Start of Given records
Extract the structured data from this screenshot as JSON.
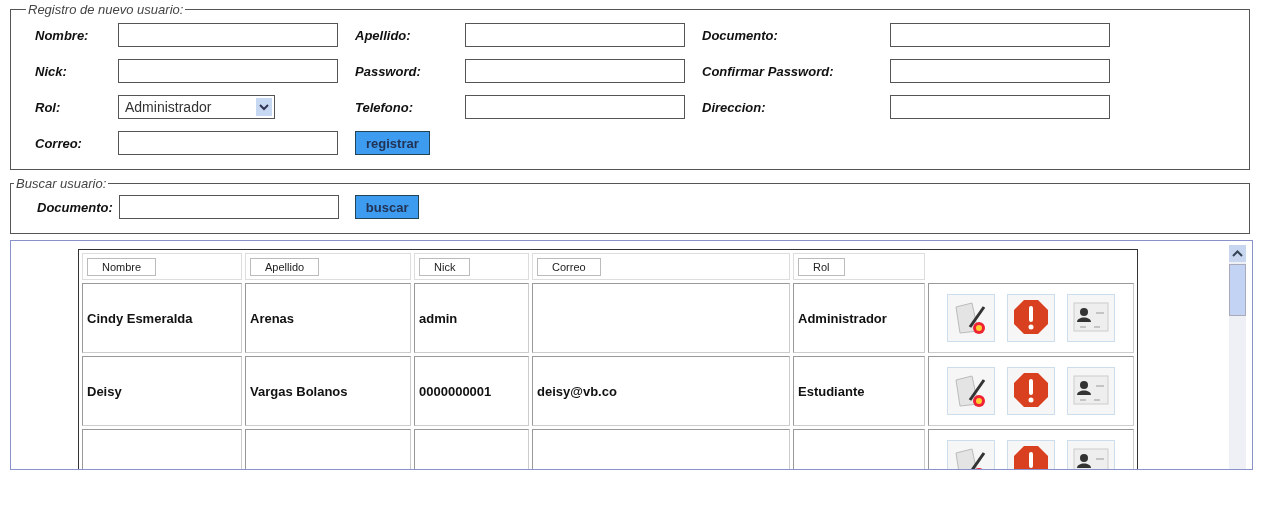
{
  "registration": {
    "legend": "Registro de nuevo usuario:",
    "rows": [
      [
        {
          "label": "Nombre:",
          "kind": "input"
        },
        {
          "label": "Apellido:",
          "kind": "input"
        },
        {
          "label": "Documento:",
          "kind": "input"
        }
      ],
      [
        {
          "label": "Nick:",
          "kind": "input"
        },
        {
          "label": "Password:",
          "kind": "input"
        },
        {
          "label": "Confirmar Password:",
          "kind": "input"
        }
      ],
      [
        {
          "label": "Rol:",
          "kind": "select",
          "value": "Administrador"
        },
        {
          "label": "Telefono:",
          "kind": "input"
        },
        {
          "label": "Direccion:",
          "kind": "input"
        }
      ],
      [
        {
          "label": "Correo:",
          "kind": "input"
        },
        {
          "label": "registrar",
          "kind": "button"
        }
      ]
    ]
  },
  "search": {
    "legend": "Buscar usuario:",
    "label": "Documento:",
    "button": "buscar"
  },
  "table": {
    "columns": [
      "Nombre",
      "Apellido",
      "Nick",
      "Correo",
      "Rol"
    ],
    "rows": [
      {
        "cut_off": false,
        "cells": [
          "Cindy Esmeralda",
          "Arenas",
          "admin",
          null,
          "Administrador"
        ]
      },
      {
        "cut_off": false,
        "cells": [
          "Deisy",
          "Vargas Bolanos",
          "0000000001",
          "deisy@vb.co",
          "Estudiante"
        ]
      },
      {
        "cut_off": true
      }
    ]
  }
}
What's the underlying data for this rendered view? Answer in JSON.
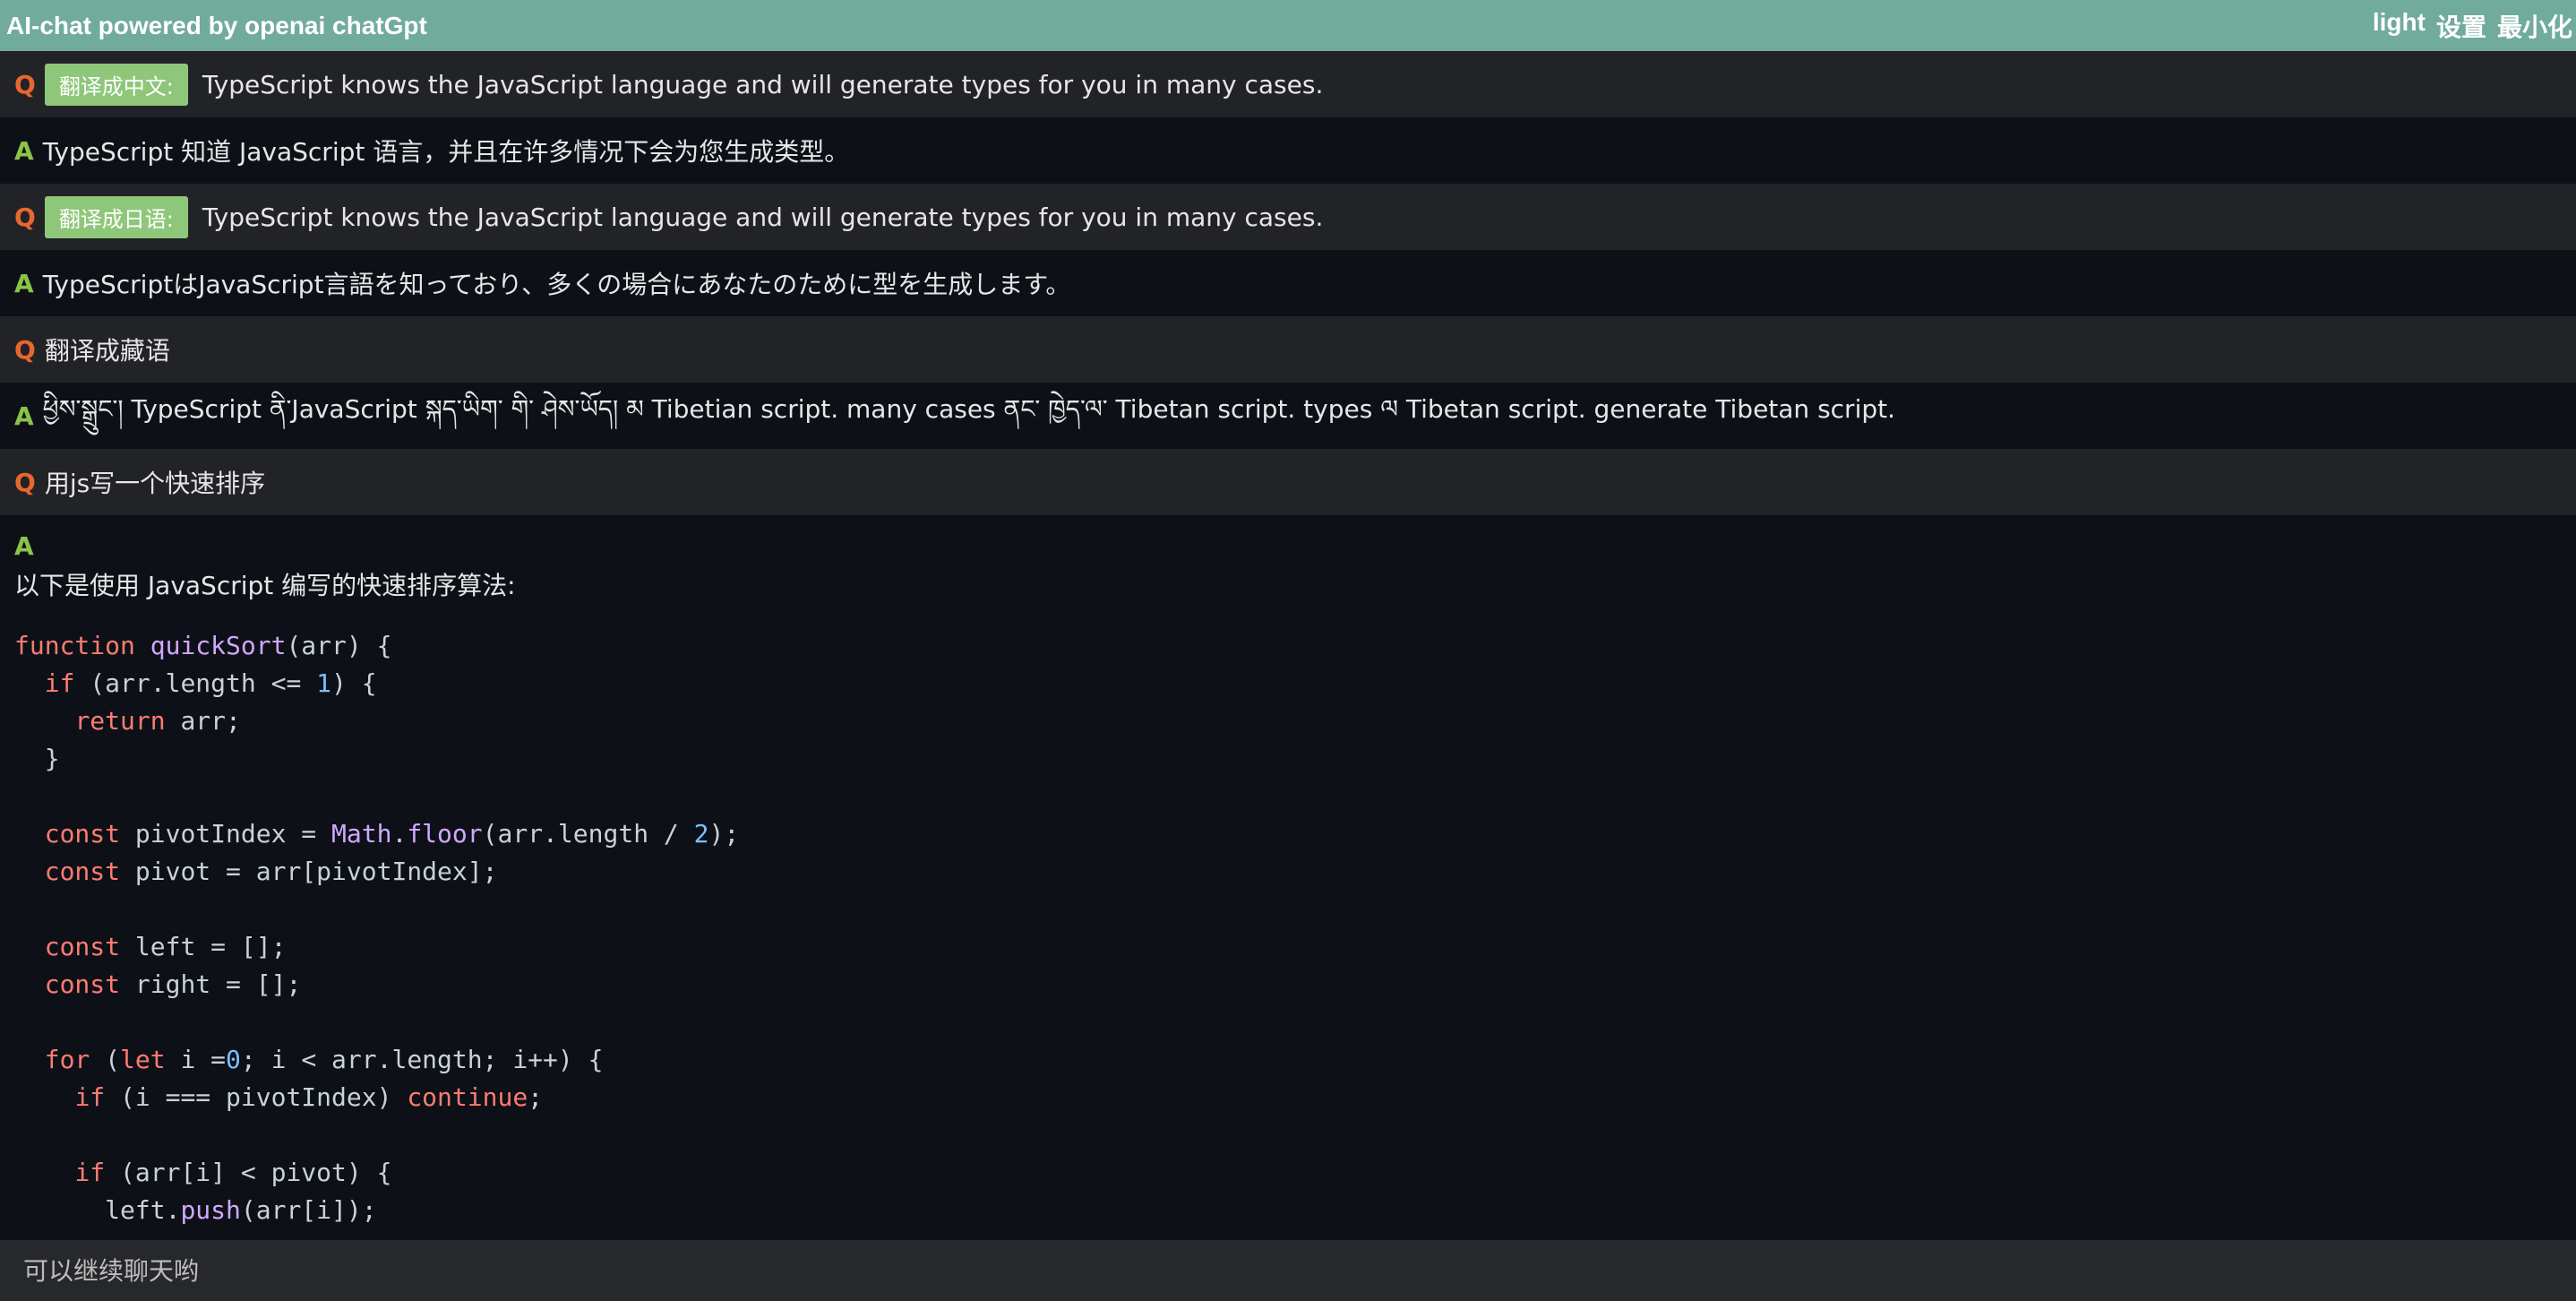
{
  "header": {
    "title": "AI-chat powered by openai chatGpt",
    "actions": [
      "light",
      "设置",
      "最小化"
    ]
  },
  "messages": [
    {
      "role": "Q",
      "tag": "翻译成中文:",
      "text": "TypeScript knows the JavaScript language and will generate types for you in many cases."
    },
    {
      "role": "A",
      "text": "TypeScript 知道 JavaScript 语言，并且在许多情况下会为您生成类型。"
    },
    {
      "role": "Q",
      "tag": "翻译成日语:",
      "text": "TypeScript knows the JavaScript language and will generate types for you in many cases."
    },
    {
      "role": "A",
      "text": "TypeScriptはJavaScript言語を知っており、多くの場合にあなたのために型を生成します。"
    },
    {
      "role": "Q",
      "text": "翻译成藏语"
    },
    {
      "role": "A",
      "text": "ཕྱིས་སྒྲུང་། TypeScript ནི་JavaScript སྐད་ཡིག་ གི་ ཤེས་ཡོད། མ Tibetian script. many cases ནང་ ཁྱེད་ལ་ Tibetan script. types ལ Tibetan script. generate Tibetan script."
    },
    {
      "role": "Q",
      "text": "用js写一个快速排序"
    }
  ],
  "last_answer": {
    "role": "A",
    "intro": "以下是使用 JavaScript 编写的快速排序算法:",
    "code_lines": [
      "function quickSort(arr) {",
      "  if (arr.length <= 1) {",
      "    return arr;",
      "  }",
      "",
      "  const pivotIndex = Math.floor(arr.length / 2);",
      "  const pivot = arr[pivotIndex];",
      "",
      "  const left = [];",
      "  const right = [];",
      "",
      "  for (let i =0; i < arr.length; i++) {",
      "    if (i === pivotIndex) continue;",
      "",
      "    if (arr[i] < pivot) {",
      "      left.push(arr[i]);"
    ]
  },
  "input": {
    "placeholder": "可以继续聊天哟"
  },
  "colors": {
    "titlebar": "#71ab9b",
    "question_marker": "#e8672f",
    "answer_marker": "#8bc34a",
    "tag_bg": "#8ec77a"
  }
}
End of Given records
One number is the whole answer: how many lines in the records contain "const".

4